Website and app data records:
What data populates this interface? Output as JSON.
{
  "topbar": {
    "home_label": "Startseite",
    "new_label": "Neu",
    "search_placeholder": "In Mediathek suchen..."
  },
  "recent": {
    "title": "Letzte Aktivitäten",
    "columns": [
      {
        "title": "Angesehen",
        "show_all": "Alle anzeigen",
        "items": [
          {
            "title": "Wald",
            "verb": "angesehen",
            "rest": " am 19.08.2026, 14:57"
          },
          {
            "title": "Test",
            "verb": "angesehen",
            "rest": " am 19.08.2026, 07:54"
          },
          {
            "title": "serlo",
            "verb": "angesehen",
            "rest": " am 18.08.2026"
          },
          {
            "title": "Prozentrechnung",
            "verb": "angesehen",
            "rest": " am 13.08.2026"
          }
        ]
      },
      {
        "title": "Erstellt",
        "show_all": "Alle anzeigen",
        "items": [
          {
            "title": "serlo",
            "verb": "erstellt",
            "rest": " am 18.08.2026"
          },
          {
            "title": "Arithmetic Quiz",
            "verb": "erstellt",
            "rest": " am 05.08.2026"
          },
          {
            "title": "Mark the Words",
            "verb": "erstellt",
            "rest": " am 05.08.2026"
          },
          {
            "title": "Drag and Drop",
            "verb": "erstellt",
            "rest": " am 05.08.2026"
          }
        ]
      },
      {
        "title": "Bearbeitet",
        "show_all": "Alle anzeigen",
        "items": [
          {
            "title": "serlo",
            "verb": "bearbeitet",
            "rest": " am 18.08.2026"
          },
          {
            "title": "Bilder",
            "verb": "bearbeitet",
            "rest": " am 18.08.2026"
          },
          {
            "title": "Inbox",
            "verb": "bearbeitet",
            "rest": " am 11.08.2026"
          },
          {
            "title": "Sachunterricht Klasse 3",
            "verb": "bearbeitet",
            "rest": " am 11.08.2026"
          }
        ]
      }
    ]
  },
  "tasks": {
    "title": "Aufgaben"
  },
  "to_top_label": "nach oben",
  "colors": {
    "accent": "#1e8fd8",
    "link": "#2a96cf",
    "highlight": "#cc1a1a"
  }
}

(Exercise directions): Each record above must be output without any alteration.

(Solution for this problem):
What data populates this interface? Output as JSON.
{
  "topbar": {
    "home_label": "Startseite",
    "new_label": "Neu",
    "search_placeholder": "In Mediathek suchen..."
  },
  "recent": {
    "title": "Letzte Aktivitäten",
    "columns": [
      {
        "title": "Angesehen",
        "show_all": "Alle anzeigen",
        "items": [
          {
            "title": "Wald",
            "verb": "angesehen",
            "rest": " am 19.08.2026, 14:57"
          },
          {
            "title": "Test",
            "verb": "angesehen",
            "rest": " am 19.08.2026, 07:54"
          },
          {
            "title": "serlo",
            "verb": "angesehen",
            "rest": " am 18.08.2026"
          },
          {
            "title": "Prozentrechnung",
            "verb": "angesehen",
            "rest": " am 13.08.2026"
          }
        ]
      },
      {
        "title": "Erstellt",
        "show_all": "Alle anzeigen",
        "items": [
          {
            "title": "serlo",
            "verb": "erstellt",
            "rest": " am 18.08.2026"
          },
          {
            "title": "Arithmetic Quiz",
            "verb": "erstellt",
            "rest": " am 05.08.2026"
          },
          {
            "title": "Mark the Words",
            "verb": "erstellt",
            "rest": " am 05.08.2026"
          },
          {
            "title": "Drag and Drop",
            "verb": "erstellt",
            "rest": " am 05.08.2026"
          }
        ]
      },
      {
        "title": "Bearbeitet",
        "show_all": "Alle anzeigen",
        "items": [
          {
            "title": "serlo",
            "verb": "bearbeitet",
            "rest": " am 18.08.2026"
          },
          {
            "title": "Bilder",
            "verb": "bearbeitet",
            "rest": " am 18.08.2026"
          },
          {
            "title": "Inbox",
            "verb": "bearbeitet",
            "rest": " am 11.08.2026"
          },
          {
            "title": "Sachunterricht Klasse 3",
            "verb": "bearbeitet",
            "rest": " am 11.08.2026"
          }
        ]
      }
    ]
  },
  "tasks": {
    "title": "Aufgaben"
  },
  "to_top_label": "nach oben",
  "colors": {
    "accent": "#1e8fd8",
    "link": "#2a96cf",
    "highlight": "#cc1a1a"
  }
}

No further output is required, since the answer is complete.